_To do_
The result should be every line that contains the word "JSON", taken from the material.
* * * *
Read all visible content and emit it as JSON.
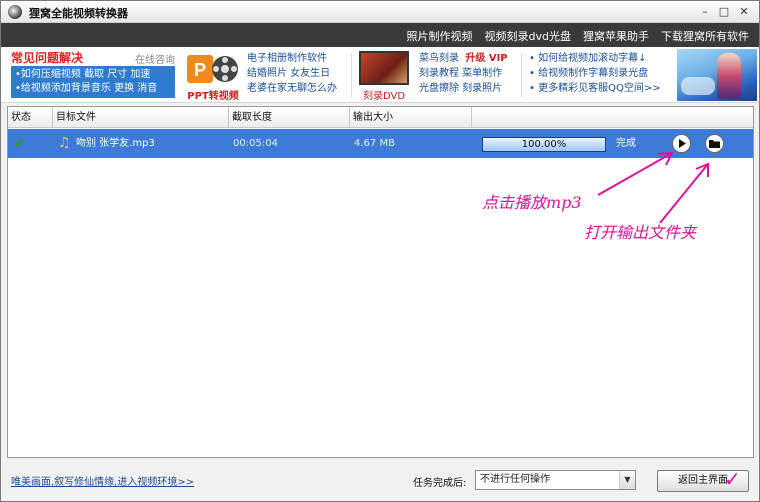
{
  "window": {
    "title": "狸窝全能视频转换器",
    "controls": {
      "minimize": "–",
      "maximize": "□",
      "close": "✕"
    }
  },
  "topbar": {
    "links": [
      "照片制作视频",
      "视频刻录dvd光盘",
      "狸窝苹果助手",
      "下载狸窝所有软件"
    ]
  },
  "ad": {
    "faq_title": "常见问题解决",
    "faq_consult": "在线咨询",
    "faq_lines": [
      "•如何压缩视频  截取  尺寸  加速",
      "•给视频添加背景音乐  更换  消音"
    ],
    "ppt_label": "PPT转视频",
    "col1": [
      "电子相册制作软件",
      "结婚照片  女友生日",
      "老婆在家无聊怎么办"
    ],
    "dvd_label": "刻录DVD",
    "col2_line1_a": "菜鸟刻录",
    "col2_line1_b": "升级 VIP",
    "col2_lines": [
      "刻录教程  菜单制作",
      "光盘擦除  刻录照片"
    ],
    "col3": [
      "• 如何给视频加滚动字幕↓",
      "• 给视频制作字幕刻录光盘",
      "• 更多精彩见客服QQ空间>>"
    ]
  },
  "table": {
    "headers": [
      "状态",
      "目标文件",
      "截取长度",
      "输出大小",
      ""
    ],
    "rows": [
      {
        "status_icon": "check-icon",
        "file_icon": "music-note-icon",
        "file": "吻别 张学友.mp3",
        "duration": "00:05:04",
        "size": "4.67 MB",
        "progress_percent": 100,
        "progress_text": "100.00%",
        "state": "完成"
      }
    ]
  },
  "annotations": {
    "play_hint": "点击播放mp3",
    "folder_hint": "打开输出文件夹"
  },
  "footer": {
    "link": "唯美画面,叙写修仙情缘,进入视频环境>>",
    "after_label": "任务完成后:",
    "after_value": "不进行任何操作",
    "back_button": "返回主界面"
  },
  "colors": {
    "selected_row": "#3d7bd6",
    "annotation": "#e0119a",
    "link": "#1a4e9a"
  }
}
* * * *
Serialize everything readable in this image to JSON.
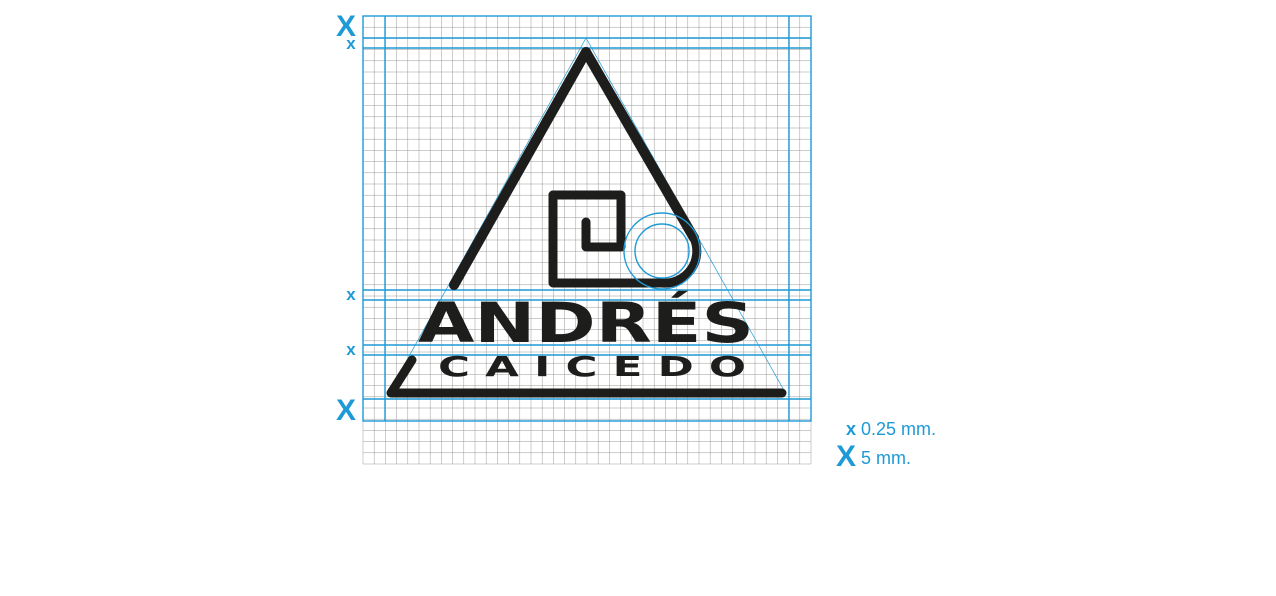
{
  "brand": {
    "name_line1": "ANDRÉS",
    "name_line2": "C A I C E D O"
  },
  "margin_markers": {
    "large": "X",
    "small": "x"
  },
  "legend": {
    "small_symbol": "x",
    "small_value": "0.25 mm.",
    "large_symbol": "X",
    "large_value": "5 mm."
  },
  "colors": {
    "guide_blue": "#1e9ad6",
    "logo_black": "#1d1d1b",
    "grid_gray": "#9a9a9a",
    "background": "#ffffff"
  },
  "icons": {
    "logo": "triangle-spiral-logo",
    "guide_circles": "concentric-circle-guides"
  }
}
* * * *
_Worked solution_
Read all visible content and emit it as JSON.
Serialize everything readable in this image to JSON.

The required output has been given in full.